[Component data from apps and pages]
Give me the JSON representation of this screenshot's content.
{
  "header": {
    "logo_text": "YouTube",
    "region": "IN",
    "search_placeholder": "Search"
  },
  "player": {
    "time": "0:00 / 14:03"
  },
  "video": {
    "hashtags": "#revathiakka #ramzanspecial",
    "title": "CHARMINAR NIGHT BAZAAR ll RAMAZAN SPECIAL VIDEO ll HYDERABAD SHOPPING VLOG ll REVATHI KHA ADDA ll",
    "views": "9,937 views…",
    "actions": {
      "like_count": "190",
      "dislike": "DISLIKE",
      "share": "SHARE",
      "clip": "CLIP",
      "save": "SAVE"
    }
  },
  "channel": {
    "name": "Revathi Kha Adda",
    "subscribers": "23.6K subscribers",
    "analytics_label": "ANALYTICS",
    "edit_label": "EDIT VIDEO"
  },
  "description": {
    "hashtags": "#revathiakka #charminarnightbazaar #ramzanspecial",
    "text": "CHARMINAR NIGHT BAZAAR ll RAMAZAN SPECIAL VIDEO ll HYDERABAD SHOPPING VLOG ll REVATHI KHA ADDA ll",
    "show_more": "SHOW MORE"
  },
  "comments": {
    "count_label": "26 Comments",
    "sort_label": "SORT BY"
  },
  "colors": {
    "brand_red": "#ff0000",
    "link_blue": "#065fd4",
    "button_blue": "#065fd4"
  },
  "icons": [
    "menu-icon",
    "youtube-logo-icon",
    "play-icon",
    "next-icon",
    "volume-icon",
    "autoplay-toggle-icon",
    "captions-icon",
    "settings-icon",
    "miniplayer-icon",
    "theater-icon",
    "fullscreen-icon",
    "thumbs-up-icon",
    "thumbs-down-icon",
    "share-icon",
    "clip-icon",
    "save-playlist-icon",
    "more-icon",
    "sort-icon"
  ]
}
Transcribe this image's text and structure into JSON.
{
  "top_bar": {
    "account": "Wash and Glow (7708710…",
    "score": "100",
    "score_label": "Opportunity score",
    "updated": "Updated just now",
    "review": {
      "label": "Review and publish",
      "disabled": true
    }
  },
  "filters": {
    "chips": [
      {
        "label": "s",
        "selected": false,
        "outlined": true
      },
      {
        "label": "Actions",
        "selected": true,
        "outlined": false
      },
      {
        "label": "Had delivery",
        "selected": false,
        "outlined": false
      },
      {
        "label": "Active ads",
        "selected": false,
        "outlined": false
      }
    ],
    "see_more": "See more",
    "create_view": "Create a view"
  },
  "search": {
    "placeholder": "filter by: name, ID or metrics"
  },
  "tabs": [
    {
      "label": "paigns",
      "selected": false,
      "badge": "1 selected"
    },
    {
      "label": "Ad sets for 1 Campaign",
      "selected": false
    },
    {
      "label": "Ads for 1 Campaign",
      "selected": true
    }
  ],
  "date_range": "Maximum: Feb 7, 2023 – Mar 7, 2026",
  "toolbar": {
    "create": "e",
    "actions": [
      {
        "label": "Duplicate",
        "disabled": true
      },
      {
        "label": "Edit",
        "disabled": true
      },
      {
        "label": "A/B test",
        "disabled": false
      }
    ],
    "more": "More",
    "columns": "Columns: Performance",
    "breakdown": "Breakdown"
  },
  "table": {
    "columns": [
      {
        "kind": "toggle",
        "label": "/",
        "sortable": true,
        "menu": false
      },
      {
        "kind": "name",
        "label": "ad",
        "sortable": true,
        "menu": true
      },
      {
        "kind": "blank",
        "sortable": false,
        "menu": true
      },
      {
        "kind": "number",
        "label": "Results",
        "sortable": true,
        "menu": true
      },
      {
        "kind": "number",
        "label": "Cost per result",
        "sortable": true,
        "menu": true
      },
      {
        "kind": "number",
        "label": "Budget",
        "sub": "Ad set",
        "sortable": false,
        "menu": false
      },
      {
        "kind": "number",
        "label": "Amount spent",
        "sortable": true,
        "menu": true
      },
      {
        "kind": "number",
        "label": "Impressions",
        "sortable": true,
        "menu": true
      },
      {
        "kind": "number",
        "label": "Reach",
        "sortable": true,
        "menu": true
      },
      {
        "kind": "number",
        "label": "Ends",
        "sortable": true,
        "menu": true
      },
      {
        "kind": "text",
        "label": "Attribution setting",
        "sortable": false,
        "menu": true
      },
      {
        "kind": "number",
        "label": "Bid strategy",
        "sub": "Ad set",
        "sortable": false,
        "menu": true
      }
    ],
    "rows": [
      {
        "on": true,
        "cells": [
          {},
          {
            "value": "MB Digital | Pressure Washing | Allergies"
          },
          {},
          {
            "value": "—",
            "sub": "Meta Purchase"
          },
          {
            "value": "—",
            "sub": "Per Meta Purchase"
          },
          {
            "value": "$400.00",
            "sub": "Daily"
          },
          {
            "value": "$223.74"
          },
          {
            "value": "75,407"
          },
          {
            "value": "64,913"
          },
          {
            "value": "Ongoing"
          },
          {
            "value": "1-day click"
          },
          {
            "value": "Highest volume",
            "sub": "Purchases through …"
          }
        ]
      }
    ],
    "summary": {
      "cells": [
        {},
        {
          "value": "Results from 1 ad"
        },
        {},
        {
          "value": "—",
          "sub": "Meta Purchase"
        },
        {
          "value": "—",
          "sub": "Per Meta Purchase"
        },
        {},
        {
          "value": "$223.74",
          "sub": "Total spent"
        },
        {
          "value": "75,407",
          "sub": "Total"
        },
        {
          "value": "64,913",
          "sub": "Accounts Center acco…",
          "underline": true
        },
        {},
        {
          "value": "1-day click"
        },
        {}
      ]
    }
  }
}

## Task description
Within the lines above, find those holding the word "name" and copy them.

## Solution
    "name": "Revathi Kha Adda",
    "placeholder": "filter by: name, ID or metrics"
        "kind": "name",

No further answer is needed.